[App and web page records]
────────────────
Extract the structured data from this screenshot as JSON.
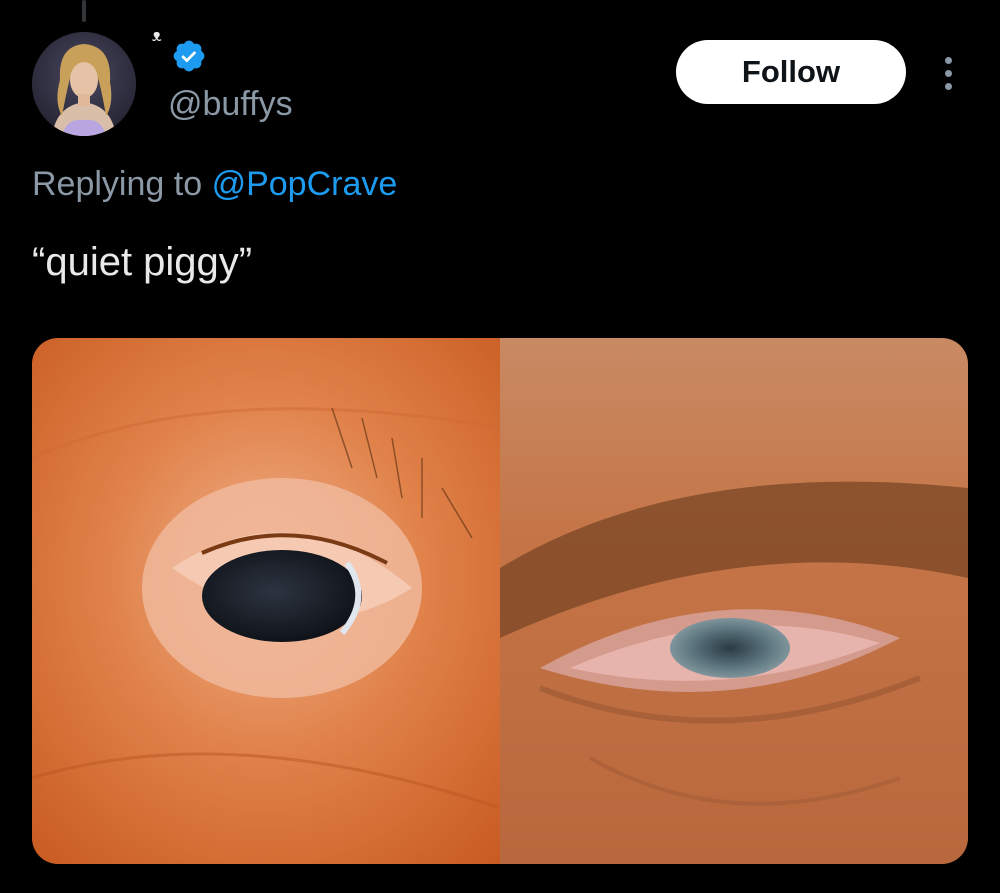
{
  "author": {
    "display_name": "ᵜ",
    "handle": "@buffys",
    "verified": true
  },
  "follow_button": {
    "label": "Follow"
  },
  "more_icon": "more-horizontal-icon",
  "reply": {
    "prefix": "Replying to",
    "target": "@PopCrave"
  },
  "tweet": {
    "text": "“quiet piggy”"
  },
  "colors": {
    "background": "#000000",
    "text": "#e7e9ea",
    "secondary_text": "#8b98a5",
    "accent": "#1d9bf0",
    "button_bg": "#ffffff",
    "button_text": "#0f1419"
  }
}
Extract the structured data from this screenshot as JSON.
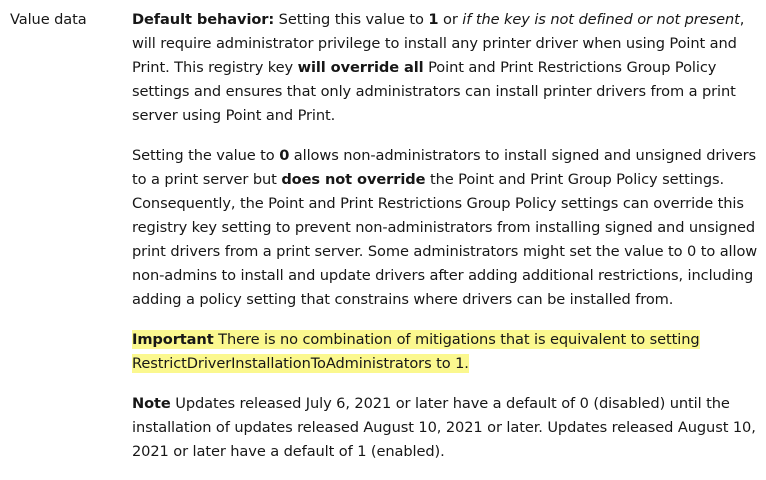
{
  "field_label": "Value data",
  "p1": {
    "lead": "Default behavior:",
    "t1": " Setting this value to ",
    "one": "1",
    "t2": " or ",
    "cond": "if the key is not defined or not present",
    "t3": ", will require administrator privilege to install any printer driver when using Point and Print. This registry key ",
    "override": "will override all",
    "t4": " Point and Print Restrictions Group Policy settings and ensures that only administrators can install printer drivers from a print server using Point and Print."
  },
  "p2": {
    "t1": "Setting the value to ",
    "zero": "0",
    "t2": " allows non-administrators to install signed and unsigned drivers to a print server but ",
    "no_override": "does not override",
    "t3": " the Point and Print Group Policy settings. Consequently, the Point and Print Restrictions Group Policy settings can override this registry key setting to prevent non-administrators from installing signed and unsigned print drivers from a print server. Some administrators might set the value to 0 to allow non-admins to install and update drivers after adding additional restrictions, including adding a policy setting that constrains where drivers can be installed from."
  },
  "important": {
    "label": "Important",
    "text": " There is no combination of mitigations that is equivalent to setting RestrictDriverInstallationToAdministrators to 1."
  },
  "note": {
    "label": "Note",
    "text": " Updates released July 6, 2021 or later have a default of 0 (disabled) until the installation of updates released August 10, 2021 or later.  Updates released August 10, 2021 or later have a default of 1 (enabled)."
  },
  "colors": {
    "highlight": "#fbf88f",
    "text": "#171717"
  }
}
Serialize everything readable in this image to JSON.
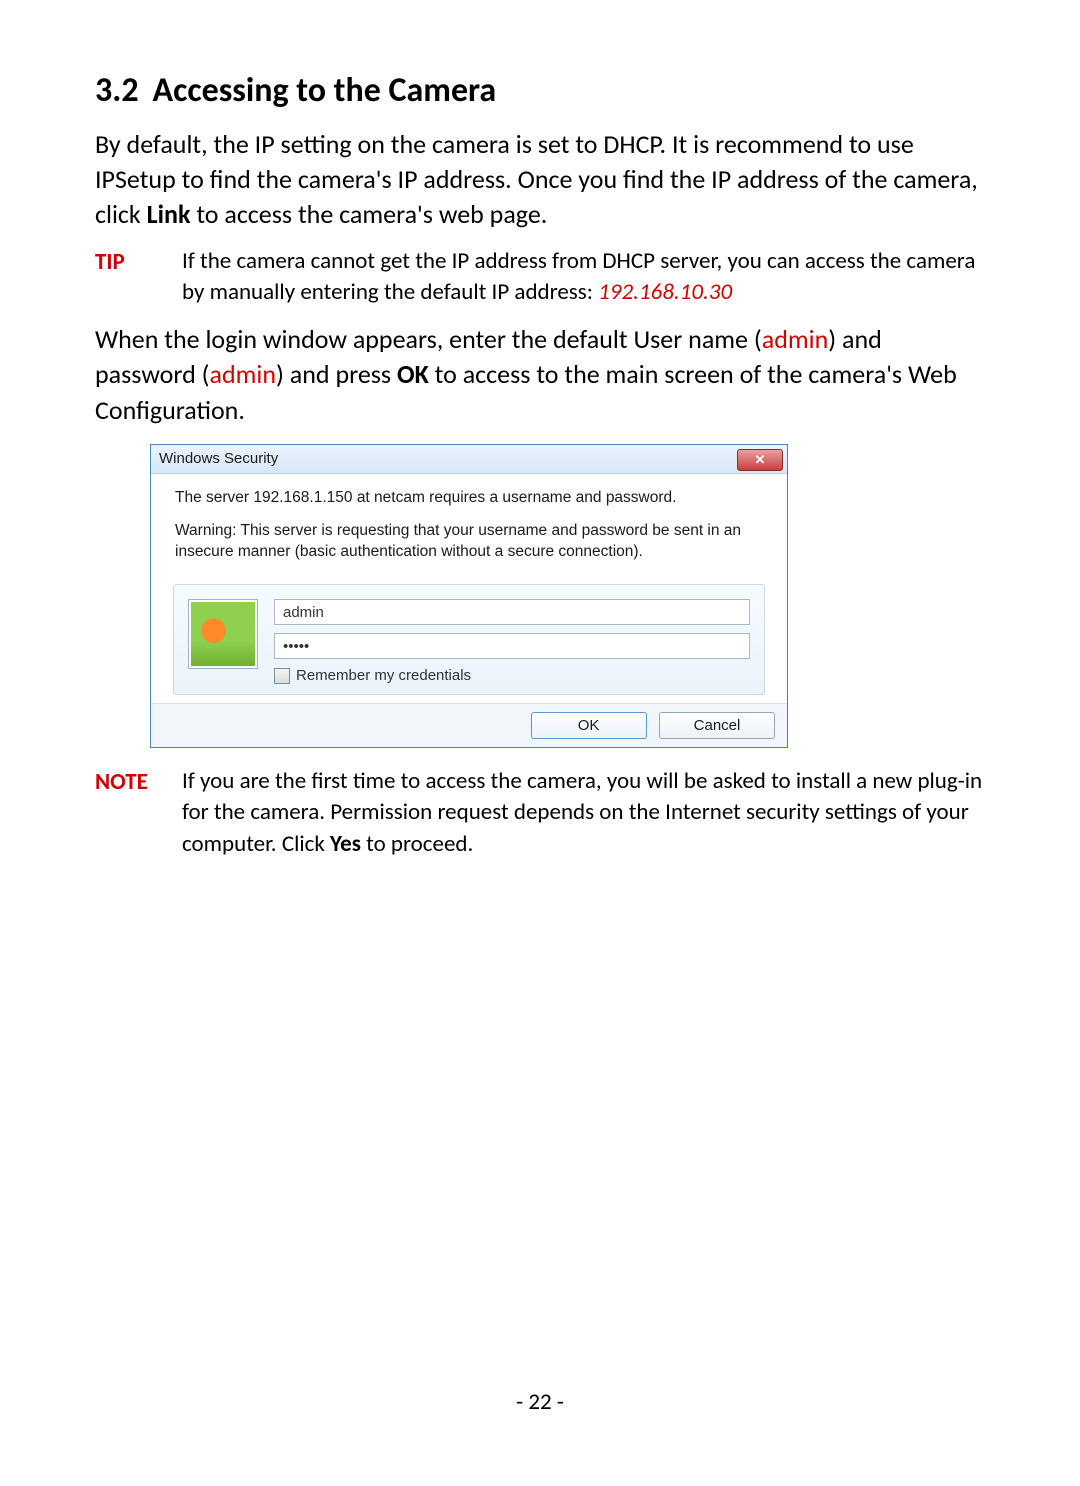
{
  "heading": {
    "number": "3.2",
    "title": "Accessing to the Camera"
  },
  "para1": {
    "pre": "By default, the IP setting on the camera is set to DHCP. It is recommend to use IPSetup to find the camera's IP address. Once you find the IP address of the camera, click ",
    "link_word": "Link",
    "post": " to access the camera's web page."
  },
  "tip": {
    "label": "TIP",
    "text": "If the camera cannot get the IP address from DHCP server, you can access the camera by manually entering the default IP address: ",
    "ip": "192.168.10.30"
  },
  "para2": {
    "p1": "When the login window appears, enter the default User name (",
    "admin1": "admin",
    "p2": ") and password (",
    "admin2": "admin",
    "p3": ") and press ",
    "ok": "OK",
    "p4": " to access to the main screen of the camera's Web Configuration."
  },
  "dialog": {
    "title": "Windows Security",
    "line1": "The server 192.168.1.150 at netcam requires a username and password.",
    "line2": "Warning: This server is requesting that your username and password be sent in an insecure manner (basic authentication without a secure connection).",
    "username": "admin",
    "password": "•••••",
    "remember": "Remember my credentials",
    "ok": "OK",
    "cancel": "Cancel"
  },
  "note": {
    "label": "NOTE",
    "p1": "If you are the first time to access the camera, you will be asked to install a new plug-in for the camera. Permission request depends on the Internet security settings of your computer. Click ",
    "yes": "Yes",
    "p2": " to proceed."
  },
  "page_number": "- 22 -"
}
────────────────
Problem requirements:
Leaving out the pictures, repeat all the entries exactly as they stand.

Output for this task:
Extract the structured data from this screenshot as JSON.
{
  "author": {
    "display_name": "ᵜ",
    "handle": "@buffys",
    "verified": true
  },
  "follow_button": {
    "label": "Follow"
  },
  "more_icon": "more-horizontal-icon",
  "reply": {
    "prefix": "Replying to",
    "target": "@PopCrave"
  },
  "tweet": {
    "text": "“quiet piggy”"
  },
  "colors": {
    "background": "#000000",
    "text": "#e7e9ea",
    "secondary_text": "#8b98a5",
    "accent": "#1d9bf0",
    "button_bg": "#ffffff",
    "button_text": "#0f1419"
  }
}
Extract the structured data from this screenshot as JSON.
{
  "field_label": "Value data",
  "p1": {
    "lead": "Default behavior:",
    "t1": " Setting this value to ",
    "one": "1",
    "t2": " or ",
    "cond": "if the key is not defined or not present",
    "t3": ", will require administrator privilege to install any printer driver when using Point and Print. This registry key ",
    "override": "will override all",
    "t4": " Point and Print Restrictions Group Policy settings and ensures that only administrators can install printer drivers from a print server using Point and Print."
  },
  "p2": {
    "t1": "Setting the value to ",
    "zero": "0",
    "t2": " allows non-administrators to install signed and unsigned drivers to a print server but ",
    "no_override": "does not override",
    "t3": " the Point and Print Group Policy settings. Consequently, the Point and Print Restrictions Group Policy settings can override this registry key setting to prevent non-administrators from installing signed and unsigned print drivers from a print server. Some administrators might set the value to 0 to allow non-admins to install and update drivers after adding additional restrictions, including adding a policy setting that constrains where drivers can be installed from."
  },
  "important": {
    "label": "Important",
    "text": " There is no combination of mitigations that is equivalent to setting RestrictDriverInstallationToAdministrators to 1."
  },
  "note": {
    "label": "Note",
    "text": " Updates released July 6, 2021 or later have a default of 0 (disabled) until the installation of updates released August 10, 2021 or later.  Updates released August 10, 2021 or later have a default of 1 (enabled)."
  },
  "colors": {
    "highlight": "#fbf88f",
    "text": "#171717"
  }
}
Serialize everything readable in this image to JSON.
{
  "heading": {
    "number": "3.2",
    "title": "Accessing to the Camera"
  },
  "para1": {
    "pre": "By default, the IP setting on the camera is set to DHCP. It is recommend to use IPSetup to find the camera's IP address. Once you find the IP address of the camera, click ",
    "link_word": "Link",
    "post": " to access the camera's web page."
  },
  "tip": {
    "label": "TIP",
    "text": "If the camera cannot get the IP address from DHCP server, you can access the camera by manually entering the default IP address: ",
    "ip": "192.168.10.30"
  },
  "para2": {
    "p1": "When the login window appears, enter the default User name (",
    "admin1": "admin",
    "p2": ") and password (",
    "admin2": "admin",
    "p3": ") and press ",
    "ok": "OK",
    "p4": " to access to the main screen of the camera's Web Configuration."
  },
  "dialog": {
    "title": "Windows Security",
    "line1": "The server 192.168.1.150 at netcam requires a username and password.",
    "line2": "Warning: This server is requesting that your username and password be sent in an insecure manner (basic authentication without a secure connection).",
    "username": "admin",
    "password": "•••••",
    "remember": "Remember my credentials",
    "ok": "OK",
    "cancel": "Cancel"
  },
  "note": {
    "label": "NOTE",
    "p1": "If you are the first time to access the camera, you will be asked to install a new plug-in for the camera. Permission request depends on the Internet security settings of your computer. Click ",
    "yes": "Yes",
    "p2": " to proceed."
  },
  "page_number": "- 22 -"
}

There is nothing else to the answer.